▶ Assignment:
All lines in the material below that contain "Minimize" should be located and copied.

▶ Exercise data:
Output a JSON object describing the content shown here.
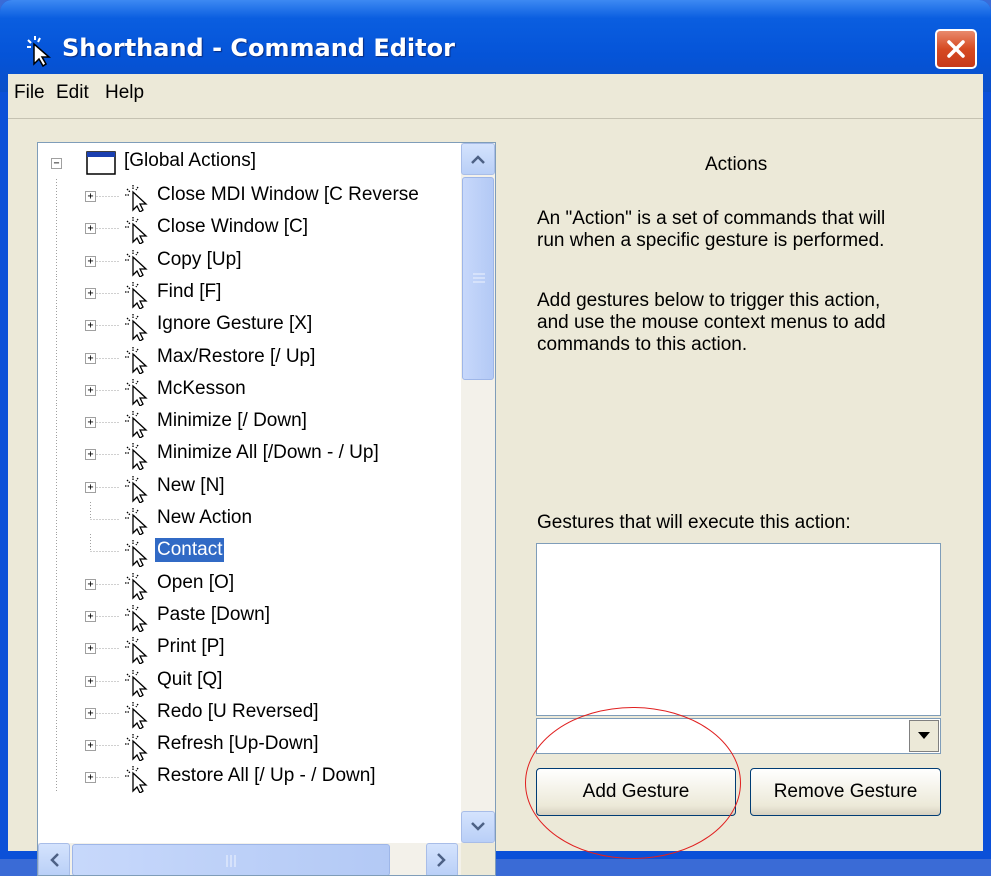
{
  "window": {
    "title": "Shorthand - Command Editor",
    "close_label": "×"
  },
  "menu": [
    "File",
    "Edit",
    "Help"
  ],
  "tree": {
    "root_label": "[Global Actions]",
    "items": [
      {
        "label": "Close MDI Window [C Reverse",
        "expander": "+"
      },
      {
        "label": "Close Window [C]",
        "expander": "+"
      },
      {
        "label": "Copy [Up]",
        "expander": "+"
      },
      {
        "label": "Find [F]",
        "expander": "+"
      },
      {
        "label": "Ignore Gesture [X]",
        "expander": "+"
      },
      {
        "label": "Max/Restore [/ Up]",
        "expander": "+"
      },
      {
        "label": "McKesson",
        "expander": "+"
      },
      {
        "label": "Minimize [/ Down]",
        "expander": "+"
      },
      {
        "label": "Minimize All [/Down - / Up]",
        "expander": "+"
      },
      {
        "label": "New [N]",
        "expander": "+"
      },
      {
        "label": "New Action",
        "expander": ""
      },
      {
        "label": "Contact",
        "expander": "",
        "selected": true
      },
      {
        "label": "Open [O]",
        "expander": "+"
      },
      {
        "label": "Paste [Down]",
        "expander": "+"
      },
      {
        "label": "Print [P]",
        "expander": "+"
      },
      {
        "label": "Quit [Q]",
        "expander": "+"
      },
      {
        "label": "Redo [U Reversed]",
        "expander": "+"
      },
      {
        "label": "Refresh [Up-Down]",
        "expander": "+"
      },
      {
        "label": "Restore All [/ Up - / Down]",
        "expander": "+"
      }
    ]
  },
  "panel": {
    "heading": "Actions",
    "description_1": [
      "An \"Action\" is a set of commands that will",
      "run when a specific gesture is performed."
    ],
    "description_2": [
      "Add gestures below to trigger this action,",
      "and use the mouse context menus to add",
      "commands to this action."
    ],
    "gestures_label": "Gestures that will execute this action:",
    "combo_value": "",
    "add_button": "Add Gesture",
    "remove_button": "Remove Gesture"
  },
  "colors": {
    "titlebar": "#0554d8",
    "selection": "#316ac5",
    "annotation_circle": "#e02020"
  }
}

▶ Your solution:
        "label": "Minimize [/ Down]",
        "label": "Minimize All [/Down - / Up]",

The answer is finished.